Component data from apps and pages

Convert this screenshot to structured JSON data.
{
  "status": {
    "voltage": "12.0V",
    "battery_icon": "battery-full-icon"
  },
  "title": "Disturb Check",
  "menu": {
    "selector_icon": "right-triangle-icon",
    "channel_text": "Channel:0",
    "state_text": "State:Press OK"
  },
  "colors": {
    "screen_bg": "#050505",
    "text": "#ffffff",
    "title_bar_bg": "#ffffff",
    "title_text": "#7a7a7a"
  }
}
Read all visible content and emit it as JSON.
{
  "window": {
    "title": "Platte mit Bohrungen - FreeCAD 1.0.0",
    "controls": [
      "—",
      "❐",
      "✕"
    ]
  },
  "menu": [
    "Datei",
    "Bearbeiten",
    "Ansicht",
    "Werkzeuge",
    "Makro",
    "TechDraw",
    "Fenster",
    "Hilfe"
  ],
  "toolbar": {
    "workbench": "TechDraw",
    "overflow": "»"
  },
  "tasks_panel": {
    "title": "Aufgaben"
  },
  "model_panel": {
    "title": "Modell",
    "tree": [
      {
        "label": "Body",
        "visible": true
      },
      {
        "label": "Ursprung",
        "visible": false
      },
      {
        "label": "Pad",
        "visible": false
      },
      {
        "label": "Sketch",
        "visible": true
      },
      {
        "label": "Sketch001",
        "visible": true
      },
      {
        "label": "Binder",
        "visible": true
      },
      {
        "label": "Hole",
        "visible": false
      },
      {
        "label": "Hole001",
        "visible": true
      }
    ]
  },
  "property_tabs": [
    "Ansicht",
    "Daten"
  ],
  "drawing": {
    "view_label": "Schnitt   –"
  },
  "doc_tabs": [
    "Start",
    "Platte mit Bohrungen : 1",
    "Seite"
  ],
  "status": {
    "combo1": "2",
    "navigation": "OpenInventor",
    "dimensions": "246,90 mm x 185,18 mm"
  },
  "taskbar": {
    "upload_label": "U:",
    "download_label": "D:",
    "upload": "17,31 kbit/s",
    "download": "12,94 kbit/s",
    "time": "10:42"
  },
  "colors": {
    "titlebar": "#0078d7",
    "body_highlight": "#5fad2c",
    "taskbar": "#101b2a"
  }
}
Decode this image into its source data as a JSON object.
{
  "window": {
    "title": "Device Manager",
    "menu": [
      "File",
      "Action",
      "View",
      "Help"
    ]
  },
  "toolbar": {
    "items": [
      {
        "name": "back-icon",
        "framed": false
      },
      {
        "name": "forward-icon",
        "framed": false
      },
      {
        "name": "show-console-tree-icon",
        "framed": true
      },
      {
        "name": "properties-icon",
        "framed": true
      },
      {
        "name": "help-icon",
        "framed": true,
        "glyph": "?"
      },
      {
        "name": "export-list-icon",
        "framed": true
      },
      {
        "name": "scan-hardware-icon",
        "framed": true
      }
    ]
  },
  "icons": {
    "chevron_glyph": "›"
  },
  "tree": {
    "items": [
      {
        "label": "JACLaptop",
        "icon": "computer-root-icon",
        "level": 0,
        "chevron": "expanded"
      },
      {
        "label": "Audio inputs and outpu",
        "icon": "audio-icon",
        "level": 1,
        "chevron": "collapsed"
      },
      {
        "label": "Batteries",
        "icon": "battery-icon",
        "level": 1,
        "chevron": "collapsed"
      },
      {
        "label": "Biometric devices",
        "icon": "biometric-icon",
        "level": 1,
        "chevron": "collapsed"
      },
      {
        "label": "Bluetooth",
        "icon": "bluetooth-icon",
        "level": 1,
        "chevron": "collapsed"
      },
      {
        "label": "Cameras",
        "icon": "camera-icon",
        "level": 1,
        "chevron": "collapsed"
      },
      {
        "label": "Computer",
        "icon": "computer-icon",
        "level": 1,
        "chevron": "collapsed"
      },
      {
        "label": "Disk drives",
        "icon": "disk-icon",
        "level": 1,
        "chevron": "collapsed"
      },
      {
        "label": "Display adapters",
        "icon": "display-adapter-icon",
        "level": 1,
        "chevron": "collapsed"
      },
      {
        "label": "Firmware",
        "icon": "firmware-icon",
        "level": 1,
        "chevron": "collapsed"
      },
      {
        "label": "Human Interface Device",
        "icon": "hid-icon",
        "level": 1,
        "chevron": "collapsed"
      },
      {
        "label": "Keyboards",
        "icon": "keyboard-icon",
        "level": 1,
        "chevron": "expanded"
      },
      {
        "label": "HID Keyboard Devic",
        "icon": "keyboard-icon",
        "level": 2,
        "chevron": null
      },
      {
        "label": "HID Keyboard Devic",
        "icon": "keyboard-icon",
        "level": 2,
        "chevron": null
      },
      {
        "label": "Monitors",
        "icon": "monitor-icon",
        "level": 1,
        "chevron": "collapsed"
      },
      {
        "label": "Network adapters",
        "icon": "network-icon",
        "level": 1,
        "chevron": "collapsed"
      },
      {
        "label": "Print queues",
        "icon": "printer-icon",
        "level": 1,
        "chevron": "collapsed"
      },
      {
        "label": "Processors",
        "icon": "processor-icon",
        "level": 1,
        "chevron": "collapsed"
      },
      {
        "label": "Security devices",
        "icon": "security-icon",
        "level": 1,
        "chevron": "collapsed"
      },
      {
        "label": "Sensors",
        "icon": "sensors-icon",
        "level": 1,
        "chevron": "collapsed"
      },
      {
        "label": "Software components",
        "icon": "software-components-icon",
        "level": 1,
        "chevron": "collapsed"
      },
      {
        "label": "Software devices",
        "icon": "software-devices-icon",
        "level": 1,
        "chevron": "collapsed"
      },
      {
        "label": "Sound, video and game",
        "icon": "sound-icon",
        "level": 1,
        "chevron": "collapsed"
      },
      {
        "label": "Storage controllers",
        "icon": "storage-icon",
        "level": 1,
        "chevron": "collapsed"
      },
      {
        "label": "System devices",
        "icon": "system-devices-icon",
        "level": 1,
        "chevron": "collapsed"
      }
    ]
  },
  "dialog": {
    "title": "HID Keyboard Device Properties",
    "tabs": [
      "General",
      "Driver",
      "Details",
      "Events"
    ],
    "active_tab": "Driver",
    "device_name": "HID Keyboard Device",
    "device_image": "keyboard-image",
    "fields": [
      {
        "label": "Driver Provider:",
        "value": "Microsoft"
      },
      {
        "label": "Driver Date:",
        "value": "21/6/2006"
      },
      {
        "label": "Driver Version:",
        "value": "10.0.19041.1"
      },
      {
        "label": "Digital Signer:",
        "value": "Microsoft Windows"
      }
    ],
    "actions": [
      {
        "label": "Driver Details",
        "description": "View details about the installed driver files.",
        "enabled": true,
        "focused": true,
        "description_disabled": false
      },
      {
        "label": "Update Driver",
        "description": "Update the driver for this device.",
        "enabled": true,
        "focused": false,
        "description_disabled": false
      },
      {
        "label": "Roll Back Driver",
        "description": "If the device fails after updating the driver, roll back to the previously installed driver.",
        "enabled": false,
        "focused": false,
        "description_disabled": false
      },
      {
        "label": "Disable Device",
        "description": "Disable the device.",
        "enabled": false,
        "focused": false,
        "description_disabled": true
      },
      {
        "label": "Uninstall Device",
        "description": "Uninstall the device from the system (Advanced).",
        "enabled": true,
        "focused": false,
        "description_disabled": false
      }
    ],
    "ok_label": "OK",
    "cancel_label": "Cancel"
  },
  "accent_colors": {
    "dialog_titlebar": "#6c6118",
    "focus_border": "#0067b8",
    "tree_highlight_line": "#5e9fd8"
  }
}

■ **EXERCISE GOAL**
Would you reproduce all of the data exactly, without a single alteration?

■ **RESULT**
Convert this screenshot to structured JSON data.
{
  "status": {
    "voltage": "12.0V",
    "battery_icon": "battery-full-icon"
  },
  "title": "Disturb Check",
  "menu": {
    "selector_icon": "right-triangle-icon",
    "channel_text": "Channel:0",
    "state_text": "State:Press OK"
  },
  "colors": {
    "screen_bg": "#050505",
    "text": "#ffffff",
    "title_bar_bg": "#ffffff",
    "title_text": "#7a7a7a"
  }
}
Read all visible content and emit it as JSON.
{
  "window": {
    "title": "Platte mit Bohrungen - FreeCAD 1.0.0",
    "controls": [
      "—",
      "❐",
      "✕"
    ]
  },
  "menu": [
    "Datei",
    "Bearbeiten",
    "Ansicht",
    "Werkzeuge",
    "Makro",
    "TechDraw",
    "Fenster",
    "Hilfe"
  ],
  "toolbar": {
    "workbench": "TechDraw",
    "overflow": "»"
  },
  "tasks_panel": {
    "title": "Aufgaben"
  },
  "model_panel": {
    "title": "Modell",
    "tree": [
      {
        "label": "Body",
        "visible": true
      },
      {
        "label": "Ursprung",
        "visible": false
      },
      {
        "label": "Pad",
        "visible": false
      },
      {
        "label": "Sketch",
        "visible": true
      },
      {
        "label": "Sketch001",
        "visible": true
      },
      {
        "label": "Binder",
        "visible": true
      },
      {
        "label": "Hole",
        "visible": false
      },
      {
        "label": "Hole001",
        "visible": true
      }
    ]
  },
  "property_tabs": [
    "Ansicht",
    "Daten"
  ],
  "drawing": {
    "view_label": "Schnitt   –"
  },
  "doc_tabs": [
    "Start",
    "Platte mit Bohrungen : 1",
    "Seite"
  ],
  "status": {
    "combo1": "2",
    "navigation": "OpenInventor",
    "dimensions": "246,90 mm x 185,18 mm"
  },
  "taskbar": {
    "upload_label": "U:",
    "download_label": "D:",
    "upload": "17,31 kbit/s",
    "download": "12,94 kbit/s",
    "time": "10:42"
  },
  "colors": {
    "titlebar": "#0078d7",
    "body_highlight": "#5fad2c",
    "taskbar": "#101b2a"
  }
}
Decode this image into its source data as a JSON object.
{
  "window": {
    "title": "Device Manager",
    "menu": [
      "File",
      "Action",
      "View",
      "Help"
    ]
  },
  "toolbar": {
    "items": [
      {
        "name": "back-icon",
        "framed": false
      },
      {
        "name": "forward-icon",
        "framed": false
      },
      {
        "name": "show-console-tree-icon",
        "framed": true
      },
      {
        "name": "properties-icon",
        "framed": true
      },
      {
        "name": "help-icon",
        "framed": true,
        "glyph": "?"
      },
      {
        "name": "export-list-icon",
        "framed": true
      },
      {
        "name": "scan-hardware-icon",
        "framed": true
      }
    ]
  },
  "icons": {
    "chevron_glyph": "›"
  },
  "tree": {
    "items": [
      {
        "label": "JACLaptop",
        "icon": "computer-root-icon",
        "level": 0,
        "chevron": "expanded"
      },
      {
        "label": "Audio inputs and outpu",
        "icon": "audio-icon",
        "level": 1,
        "chevron": "collapsed"
      },
      {
        "label": "Batteries",
        "icon": "battery-icon",
        "level": 1,
        "chevron": "collapsed"
      },
      {
        "label": "Biometric devices",
        "icon": "biometric-icon",
        "level": 1,
        "chevron": "collapsed"
      },
      {
        "label": "Bluetooth",
        "icon": "bluetooth-icon",
        "level": 1,
        "chevron": "collapsed"
      },
      {
        "label": "Cameras",
        "icon": "camera-icon",
        "level": 1,
        "chevron": "collapsed"
      },
      {
        "label": "Computer",
        "icon": "computer-icon",
        "level": 1,
        "chevron": "collapsed"
      },
      {
        "label": "Disk drives",
        "icon": "disk-icon",
        "level": 1,
        "chevron": "collapsed"
      },
      {
        "label": "Display adapters",
        "icon": "display-adapter-icon",
        "level": 1,
        "chevron": "collapsed"
      },
      {
        "label": "Firmware",
        "icon": "firmware-icon",
        "level": 1,
        "chevron": "collapsed"
      },
      {
        "label": "Human Interface Device",
        "icon": "hid-icon",
        "level": 1,
        "chevron": "collapsed"
      },
      {
        "label": "Keyboards",
        "icon": "keyboard-icon",
        "level": 1,
        "chevron": "expanded"
      },
      {
        "label": "HID Keyboard Devic",
        "icon": "keyboard-icon",
        "level": 2,
        "chevron": null
      },
      {
        "label": "HID Keyboard Devic",
        "icon": "keyboard-icon",
        "level": 2,
        "chevron": null
      },
      {
        "label": "Monitors",
        "icon": "monitor-icon",
        "level": 1,
        "chevron": "collapsed"
      },
      {
        "label": "Network adapters",
        "icon": "network-icon",
        "level": 1,
        "chevron": "collapsed"
      },
      {
        "label": "Print queues",
        "icon": "printer-icon",
        "level": 1,
        "chevron": "collapsed"
      },
      {
        "label": "Processors",
        "icon": "processor-icon",
        "level": 1,
        "chevron": "collapsed"
      },
      {
        "label": "Security devices",
        "icon": "security-icon",
        "level": 1,
        "chevron": "collapsed"
      },
      {
        "label": "Sensors",
        "icon": "sensors-icon",
        "level": 1,
        "chevron": "collapsed"
      },
      {
        "label": "Software components",
        "icon": "software-components-icon",
        "level": 1,
        "chevron": "collapsed"
      },
      {
        "label": "Software devices",
        "icon": "software-devices-icon",
        "level": 1,
        "chevron": "collapsed"
      },
      {
        "label": "Sound, video and game",
        "icon": "sound-icon",
        "level": 1,
        "chevron": "collapsed"
      },
      {
        "label": "Storage controllers",
        "icon": "storage-icon",
        "level": 1,
        "chevron": "collapsed"
      },
      {
        "label": "System devices",
        "icon": "system-devices-icon",
        "level": 1,
        "chevron": "collapsed"
      }
    ]
  },
  "dialog": {
    "title": "HID Keyboard Device Properties",
    "tabs": [
      "General",
      "Driver",
      "Details",
      "Events"
    ],
    "active_tab": "Driver",
    "device_name": "HID Keyboard Device",
    "device_image": "keyboard-image",
    "fields": [
      {
        "label": "Driver Provider:",
        "value": "Microsoft"
      },
      {
        "label": "Driver Date:",
        "value": "21/6/2006"
      },
      {
        "label": "Driver Version:",
        "value": "10.0.19041.1"
      },
      {
        "label": "Digital Signer:",
        "value": "Microsoft Windows"
      }
    ],
    "actions": [
      {
        "label": "Driver Details",
        "description": "View details about the installed driver files.",
        "enabled": true,
        "focused": true,
        "description_disabled": false
      },
      {
        "label": "Update Driver",
        "description": "Update the driver for this device.",
        "enabled": true,
        "focused": false,
        "description_disabled": false
      },
      {
        "label": "Roll Back Driver",
        "description": "If the device fails after updating the driver, roll back to the previously installed driver.",
        "enabled": false,
        "focused": false,
        "description_disabled": false
      },
      {
        "label": "Disable Device",
        "description": "Disable the device.",
        "enabled": false,
        "focused": false,
        "description_disabled": true
      },
      {
        "label": "Uninstall Device",
        "description": "Uninstall the device from the system (Advanced).",
        "enabled": true,
        "focused": false,
        "description_disabled": false
      }
    ],
    "ok_label": "OK",
    "cancel_label": "Cancel"
  },
  "accent_colors": {
    "dialog_titlebar": "#6c6118",
    "focus_border": "#0067b8",
    "tree_highlight_line": "#5e9fd8"
  }
}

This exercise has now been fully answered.